Lights in a Box? SG page 4

The Magical Mystery Tour of Surround-Sound:
Though it seems as if surround-sound was invented for Home Theater as a way to sell more speakers, amps, processors, and cables, surround-sound has been around for decades. In the early '50s, Cinerama and 70mm were the first to use surround effects; film-sound mixers have been grappling with what to do with this effect for over 40 years. Yes, surround-sound serves to envelop the audience in sound, but I find the disparity of placement (picture in front, sound behind) a distraction.
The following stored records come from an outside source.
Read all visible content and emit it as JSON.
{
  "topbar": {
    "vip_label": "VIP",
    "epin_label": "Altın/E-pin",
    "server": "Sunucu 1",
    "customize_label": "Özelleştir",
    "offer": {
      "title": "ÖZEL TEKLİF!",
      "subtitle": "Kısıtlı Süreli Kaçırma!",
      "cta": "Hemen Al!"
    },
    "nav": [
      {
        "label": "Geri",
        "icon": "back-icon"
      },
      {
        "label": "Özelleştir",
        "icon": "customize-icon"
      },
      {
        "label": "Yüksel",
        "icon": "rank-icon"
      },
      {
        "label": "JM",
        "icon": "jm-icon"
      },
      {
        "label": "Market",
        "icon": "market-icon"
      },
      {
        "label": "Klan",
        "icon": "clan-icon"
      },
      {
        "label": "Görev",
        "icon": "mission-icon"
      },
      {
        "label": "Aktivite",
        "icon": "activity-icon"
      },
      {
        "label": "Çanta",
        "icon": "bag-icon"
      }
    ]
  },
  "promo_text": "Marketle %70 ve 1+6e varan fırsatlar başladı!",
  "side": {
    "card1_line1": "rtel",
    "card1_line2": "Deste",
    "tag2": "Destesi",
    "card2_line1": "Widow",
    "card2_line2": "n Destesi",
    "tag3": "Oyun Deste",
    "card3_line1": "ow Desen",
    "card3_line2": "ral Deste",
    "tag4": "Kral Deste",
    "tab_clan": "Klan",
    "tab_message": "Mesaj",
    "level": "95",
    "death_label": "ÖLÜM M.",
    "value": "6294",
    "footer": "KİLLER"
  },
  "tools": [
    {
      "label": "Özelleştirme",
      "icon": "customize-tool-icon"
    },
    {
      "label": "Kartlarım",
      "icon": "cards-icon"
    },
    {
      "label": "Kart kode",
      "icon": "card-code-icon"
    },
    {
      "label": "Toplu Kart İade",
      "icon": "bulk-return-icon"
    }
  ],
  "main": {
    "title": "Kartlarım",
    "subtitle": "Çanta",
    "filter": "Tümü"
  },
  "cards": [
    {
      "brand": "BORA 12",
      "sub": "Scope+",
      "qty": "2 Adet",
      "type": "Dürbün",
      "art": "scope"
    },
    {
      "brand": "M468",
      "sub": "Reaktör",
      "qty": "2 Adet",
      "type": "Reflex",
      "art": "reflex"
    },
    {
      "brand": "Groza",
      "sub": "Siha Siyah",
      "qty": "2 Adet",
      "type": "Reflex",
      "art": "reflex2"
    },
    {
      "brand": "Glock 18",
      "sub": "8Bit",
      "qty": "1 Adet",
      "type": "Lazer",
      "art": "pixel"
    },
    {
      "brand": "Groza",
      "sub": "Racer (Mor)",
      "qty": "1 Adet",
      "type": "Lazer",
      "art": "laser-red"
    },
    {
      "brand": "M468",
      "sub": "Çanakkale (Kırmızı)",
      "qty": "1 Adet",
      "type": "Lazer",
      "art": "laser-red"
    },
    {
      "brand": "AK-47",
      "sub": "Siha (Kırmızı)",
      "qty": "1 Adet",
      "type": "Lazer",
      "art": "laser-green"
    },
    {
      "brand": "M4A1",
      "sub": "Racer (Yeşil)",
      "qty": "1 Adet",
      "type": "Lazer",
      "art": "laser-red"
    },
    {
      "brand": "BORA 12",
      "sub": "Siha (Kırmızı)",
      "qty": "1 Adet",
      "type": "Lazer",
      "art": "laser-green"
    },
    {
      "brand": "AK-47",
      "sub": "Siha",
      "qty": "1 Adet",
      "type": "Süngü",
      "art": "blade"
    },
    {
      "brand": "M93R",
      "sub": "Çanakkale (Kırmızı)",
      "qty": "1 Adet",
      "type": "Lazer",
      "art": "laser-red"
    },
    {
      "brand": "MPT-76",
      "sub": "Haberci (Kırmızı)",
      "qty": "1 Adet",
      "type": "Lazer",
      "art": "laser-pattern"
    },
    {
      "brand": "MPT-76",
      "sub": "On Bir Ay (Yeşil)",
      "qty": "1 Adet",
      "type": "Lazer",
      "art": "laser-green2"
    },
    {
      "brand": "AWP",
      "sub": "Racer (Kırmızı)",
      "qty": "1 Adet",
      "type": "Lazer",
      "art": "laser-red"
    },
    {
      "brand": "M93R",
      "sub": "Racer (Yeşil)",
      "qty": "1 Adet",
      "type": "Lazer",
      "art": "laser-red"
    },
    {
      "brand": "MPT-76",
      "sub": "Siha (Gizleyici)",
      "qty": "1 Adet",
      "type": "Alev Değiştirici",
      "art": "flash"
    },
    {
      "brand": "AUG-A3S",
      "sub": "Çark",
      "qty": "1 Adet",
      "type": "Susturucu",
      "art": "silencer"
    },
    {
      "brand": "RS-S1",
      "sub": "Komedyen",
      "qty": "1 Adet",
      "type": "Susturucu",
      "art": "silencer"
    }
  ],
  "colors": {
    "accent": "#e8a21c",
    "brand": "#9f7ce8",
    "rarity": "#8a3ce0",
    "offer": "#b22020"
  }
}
Momentary sounds, such as a jet flying overhead, make more spatial sense, but directors apparently feel the need to use surround effects continuously. That's the problem: Home Theater magic is so identified with ear-candy surround effects that, like early "Ping-Pong" stereo, they've taken over---but surround-sound is now well into middle age. It's a medium without a message. A good high-end system already provides a dimensionally satisfying soundstage from two speakers; additional speakers only serve to confuse matters. Surround-sound, and much of Home Theater, has an aura of special effects and gimmicks---so that the actual content of the film becomes irrelevant. Top Gun slays Citizen Kane.

Can the High End Grow?
While the market for upscale products remains strong, the pure, music-only High End is said to be in decline. The underlying cause of this dangerous situation is the failure of the High End to reach out to a broader market than to just those who are already in the "club." For example, folks who are regular attendees at Carnegie Hall, Lincoln Center, or the Blue Note---ie, lovers of music---remain almost completely unaware of the High End. Returning home, they'll listen to a Beethoven symphony on a $1000 rack system they purchased at Macy's.

The barriers to this huge market are mostly self-inflicted: High-end audio manufacturers produce equipment that's unattractive to those who aren't already smitten with hi-fi. A "music lover's" system should be simple and beautiful, and sound!

When the High End tries to compete in an area where performance and quality are not major factors, what can they hope to offer? The High End should be increasing its visibility in the market by reaching out to the music lovers of the world. Perhaps a group of manufacturers could organize a campaign for upscale non-audio magazines (The New Yorker, Artforum, Playbill, Gramophone); underwrite a concert series on Public Television; fund scholarships at music schools. They should do anything that will increase their presence to their potential customers.

The music lover's market remains a vast untapped resource for the high-end establishment. Home Theater will prosper and grow, and---who knows?---in 10 or 20 years, it may even become part of the High End.
---Steve Guttenberg